I’m a big reader of music journals/magazines and I place a lot of respect on the writers in them. Specialist journalism requires a huge amount of passion for the subject, especially given the naturally select nature of its readership.
So, I was distraught when one such article gave out potentially damaging advice. I won’t mention the publication, or the author (something to do with politics), but they haven’t printed my letter (e-mailed the day the publication came out, near the end of April) so I feel it necessary to point this out here.
William Brown, please seek other advice on your playing tension! The advice given was, in my estimation, lacklustre, and potentially damaging.
If your picking technique causes you pain in the elbow – that’s due to unhealthy strain ON the elbow during the playing process. It’s not, as the scribe felt fit to posit, a result of not playing some scales before a gig. Warming up is essential, but if there is a fault in your playing, YOU WILL STILL HURT YOURSELF.
Slow your playing down, and relax. Focus more on a wrist action (it’s tempting, when playing extreme metal as you do, to use the elbow for more aggression, but it really isn’t necessary), and on control, rather than tensing the muscles, setting them on ‘fast’.
My closing statement in this letter which will almost certainly never see the light of day (thank some unspecified deity for editors):
Shortcuts are not in the best interest of players with long-term aspirations.
In closing, I though I’d give you all a treat. Although you can’t see me hopping on one foot singing through the assorted works of Verdi in a pleasing falsetto, I’m dedicating it to you. Yes, you.
But since you won’t believe me (why should you?), here’s something tangible:
It’s a nice little mixolydian phrase in quintuplets, for any Shawn Lane fans out there. Notice the use of economy picking, on every crotchet/quarter note. Due to the (literally) odd note configuration, this means that every group of 5 has the same picking. Ah, not just a pretty face, this one.
Note, if you will, the bi-dextral addition at the end. I do the two tapped notes with my middle and ring-fingers. It sounds oh-so-like-a-keyboard. Sort of.
You may also wish to experiment with alternate note choices – fer instance, substituting either the G# or B with the b5, Bb, for a nice E9#11 implication.
Or, for the more rhythmically-perverse out there, you could create a pleasant 5-over-4 isorhythm by changing the subdivision to semiquavers/16ths. Or triplets, or septuplets, or…

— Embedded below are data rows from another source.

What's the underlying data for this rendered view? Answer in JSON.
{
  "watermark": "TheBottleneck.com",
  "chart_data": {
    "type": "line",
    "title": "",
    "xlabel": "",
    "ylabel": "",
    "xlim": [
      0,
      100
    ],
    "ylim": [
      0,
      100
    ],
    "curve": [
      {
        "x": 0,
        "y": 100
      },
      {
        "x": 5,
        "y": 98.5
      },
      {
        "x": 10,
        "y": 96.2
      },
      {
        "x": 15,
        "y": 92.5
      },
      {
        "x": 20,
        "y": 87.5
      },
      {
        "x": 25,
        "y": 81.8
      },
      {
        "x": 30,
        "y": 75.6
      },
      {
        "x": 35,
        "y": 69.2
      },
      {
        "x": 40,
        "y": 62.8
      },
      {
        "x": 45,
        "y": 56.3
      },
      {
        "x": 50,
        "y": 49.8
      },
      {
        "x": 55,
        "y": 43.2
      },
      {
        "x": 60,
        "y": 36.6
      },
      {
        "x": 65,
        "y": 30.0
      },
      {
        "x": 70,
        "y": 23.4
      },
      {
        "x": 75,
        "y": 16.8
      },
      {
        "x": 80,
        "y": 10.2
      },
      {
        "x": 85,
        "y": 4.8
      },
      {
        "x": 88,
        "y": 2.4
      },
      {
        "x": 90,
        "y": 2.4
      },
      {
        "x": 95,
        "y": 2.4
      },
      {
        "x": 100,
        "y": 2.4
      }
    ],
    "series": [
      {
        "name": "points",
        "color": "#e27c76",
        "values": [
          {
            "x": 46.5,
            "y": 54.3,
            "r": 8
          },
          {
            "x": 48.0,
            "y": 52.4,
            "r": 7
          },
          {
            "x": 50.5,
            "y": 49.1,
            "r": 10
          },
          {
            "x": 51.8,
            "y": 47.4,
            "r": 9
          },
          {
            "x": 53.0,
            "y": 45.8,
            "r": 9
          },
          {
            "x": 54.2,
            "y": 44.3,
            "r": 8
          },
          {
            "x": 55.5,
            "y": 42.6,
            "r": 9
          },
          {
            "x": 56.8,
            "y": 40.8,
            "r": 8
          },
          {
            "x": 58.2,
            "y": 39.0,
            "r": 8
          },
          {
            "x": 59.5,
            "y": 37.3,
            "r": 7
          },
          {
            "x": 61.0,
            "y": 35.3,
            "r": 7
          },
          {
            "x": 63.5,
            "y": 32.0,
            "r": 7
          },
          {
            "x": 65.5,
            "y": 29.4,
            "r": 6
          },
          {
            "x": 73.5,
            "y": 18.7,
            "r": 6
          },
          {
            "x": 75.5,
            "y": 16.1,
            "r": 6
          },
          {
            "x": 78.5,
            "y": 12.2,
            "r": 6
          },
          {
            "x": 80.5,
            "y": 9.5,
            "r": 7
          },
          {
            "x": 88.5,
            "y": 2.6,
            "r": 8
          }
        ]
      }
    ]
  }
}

Please post any variations or additions you come up with!
Well, that’s all from me.
Er, you can go now.
Stop wasting your time on the internet and do something useful.
I don’t know what. It’s YOUR life.
Tea needs to be made, televisions need to be watched, grass needs to be cut, fish to be fed (probably), Hollywood movies to be made, and so on.
I mean, I’m flattered that you’re still reading (“John, how could you know if I’m still reading? I mean, I’m in a camper van in Utah, and you’re all the way over in the United Kingdom of Scotland.” Well, my friend, you know that glowing light on your monitor? You know, the one that you thought indicated the power status? Yeah, it’s actually a camera. And that foray on the web last Saturday? I can assure you, that wasn’t “research”. You’re fooling no-one.)
Boy, Freud would enjoy this, wouldn’t he? (I hear he was big into his blogs)
Right. Time for some tea-mouth synergy.